TORONTO (Reuters) - Convenience store operator Alimentation Couche-Tard (ATDb.TO) reported a 56 percent jump in quarterly profit Tuesday, but results fell short of analysts’ estimates, sending shares down as much as 6 percent.
Net income for the third quarter ended February 3 rose to $142.5 million, or 75 cents a share, from $86.8 million, or 48 cents, a year earlier.
Shares were at C$54.63, down 1.7 percent, by late afternoon on the Toronto Stock Exchange. They had earlier dropped as low as C$52.35.
Laval, Quebec-based Couche-Tard said results were bolstered by its acquisitions, higher margins on fuel and a lower income tax rate. However, higher-than-expected selling expenses and general and administrative costs cut into the company’s profit, some analysts said.
“Adjusted earnings were below expectation, especially after considering that earnings were facilitated by a U.S. gas margin that was higher than our estimate and added about $0.10 per share to results,” Peter Sklar, an analyst at BMO Nesbitt Burns, said in a note to clients.
Excluding foreign exchange losses and acquisition costs, net earnings were 81 cents a share. Revenue at the Laval, Quebec-based company rose 75 percent to $11.57 billion.
Analysts, on average, had expected earnings per share of 87 cents on revenue of $11.1 billion, according to Thomson Reuters I/B/E/S.
Total merchandise and service revenues rose 4.4 percent in the United States and 5.1 percent in Canada. Excluding sales of tobacco, same-store sales rose 2.6 percent in the United States.

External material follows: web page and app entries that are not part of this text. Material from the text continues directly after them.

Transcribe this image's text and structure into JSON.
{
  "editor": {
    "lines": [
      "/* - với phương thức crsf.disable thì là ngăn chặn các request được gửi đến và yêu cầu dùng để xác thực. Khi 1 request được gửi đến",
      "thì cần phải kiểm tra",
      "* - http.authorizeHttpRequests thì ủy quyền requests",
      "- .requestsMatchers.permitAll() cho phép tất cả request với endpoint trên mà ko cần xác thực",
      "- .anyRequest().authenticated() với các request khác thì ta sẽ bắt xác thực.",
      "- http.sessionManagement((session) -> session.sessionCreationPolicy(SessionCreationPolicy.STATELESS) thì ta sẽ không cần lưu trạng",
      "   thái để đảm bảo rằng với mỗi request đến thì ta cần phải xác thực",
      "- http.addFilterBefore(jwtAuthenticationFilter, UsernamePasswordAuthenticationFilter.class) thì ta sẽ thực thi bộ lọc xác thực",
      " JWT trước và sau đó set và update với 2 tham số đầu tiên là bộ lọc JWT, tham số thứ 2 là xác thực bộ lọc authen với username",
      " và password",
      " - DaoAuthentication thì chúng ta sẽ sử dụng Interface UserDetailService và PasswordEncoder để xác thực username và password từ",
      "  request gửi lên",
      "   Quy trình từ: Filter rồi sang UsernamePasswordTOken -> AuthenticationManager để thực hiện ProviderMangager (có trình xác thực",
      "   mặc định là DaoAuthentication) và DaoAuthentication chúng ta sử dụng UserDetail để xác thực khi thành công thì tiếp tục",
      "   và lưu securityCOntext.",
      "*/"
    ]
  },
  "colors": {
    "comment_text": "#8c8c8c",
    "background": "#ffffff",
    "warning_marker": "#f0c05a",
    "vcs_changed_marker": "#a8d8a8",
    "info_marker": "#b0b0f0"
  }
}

The company acquired 60 company-operated or franchised and other affiliated stores during the quarter.
Since the third quarter, it added another 29 company-operated stores last month in Illinois, Missouri and Oklahoma, from Dickerson Petroleum Inc. Couche-Tard owns the land and buildings for 25 sites and leases the remainder.
Couche-Tard operates more than 6,100 convenience stores in its network in North America, most of which sell fuel, under banners that include Mac’s and Circle K.
Thanks to its recent acquisition of Norway’s Statoil Fuel & Retail, the company now also operates more than 2,300 fuel stations in Scandinavia, Poland, the Baltics and Russia, most of which sell convenience goods.
Sklar noted the company provided limited segmented disclosure for Statoil and no comparable results, making it difficult to assess the performance of its European operations.
Reporting by Solarina Ho; Editing by Frank McGurty, Bernadette Baum and Andrew Hay